## [MATERIAL FOR THIS EXERCISE]
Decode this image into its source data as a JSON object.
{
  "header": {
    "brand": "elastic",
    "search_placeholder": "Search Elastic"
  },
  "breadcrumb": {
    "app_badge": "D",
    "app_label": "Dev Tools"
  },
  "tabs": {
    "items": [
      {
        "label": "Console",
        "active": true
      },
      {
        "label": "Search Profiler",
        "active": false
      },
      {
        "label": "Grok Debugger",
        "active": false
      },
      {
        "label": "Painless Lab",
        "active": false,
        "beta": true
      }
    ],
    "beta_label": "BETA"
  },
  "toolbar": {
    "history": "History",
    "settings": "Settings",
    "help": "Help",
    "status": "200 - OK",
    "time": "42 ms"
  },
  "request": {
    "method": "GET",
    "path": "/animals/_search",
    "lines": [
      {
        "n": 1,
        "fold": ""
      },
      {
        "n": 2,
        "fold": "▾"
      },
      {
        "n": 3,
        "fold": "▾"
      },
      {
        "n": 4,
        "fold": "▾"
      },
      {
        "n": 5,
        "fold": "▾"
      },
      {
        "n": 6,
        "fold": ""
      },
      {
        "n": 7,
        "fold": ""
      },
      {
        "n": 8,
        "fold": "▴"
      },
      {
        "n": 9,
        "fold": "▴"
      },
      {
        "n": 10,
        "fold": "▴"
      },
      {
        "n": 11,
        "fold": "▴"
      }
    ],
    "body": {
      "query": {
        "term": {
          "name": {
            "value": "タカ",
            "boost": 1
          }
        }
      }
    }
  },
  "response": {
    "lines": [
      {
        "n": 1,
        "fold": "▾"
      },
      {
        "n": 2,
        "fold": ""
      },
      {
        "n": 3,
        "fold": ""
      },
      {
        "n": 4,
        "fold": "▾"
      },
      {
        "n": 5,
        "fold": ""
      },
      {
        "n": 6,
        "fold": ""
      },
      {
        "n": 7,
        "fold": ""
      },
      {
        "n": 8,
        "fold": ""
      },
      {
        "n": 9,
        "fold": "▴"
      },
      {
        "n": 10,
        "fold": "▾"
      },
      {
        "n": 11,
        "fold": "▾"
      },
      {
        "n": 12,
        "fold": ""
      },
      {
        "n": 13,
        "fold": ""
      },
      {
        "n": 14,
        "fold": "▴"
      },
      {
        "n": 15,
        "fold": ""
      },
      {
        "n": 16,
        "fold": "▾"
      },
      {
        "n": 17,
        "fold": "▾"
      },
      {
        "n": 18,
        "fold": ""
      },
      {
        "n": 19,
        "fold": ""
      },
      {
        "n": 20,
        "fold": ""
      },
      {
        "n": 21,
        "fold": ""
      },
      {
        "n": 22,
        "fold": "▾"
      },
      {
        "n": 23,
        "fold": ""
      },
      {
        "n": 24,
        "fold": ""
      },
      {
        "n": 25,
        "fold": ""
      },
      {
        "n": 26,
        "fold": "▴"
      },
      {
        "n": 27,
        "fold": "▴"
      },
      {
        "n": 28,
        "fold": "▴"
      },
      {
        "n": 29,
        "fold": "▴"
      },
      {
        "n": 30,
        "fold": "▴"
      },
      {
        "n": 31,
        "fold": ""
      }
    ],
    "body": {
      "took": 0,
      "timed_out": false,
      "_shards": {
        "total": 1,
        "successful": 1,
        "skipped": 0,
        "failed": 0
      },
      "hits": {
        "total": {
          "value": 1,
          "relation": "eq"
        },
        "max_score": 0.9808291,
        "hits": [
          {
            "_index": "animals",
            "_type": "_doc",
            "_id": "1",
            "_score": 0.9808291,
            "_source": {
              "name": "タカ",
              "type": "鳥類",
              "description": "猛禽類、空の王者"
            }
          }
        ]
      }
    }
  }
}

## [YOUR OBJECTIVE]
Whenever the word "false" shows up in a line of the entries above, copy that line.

## [REPLY]
        "active": false
        "active": false
        "active": false,
      "timed_out": false,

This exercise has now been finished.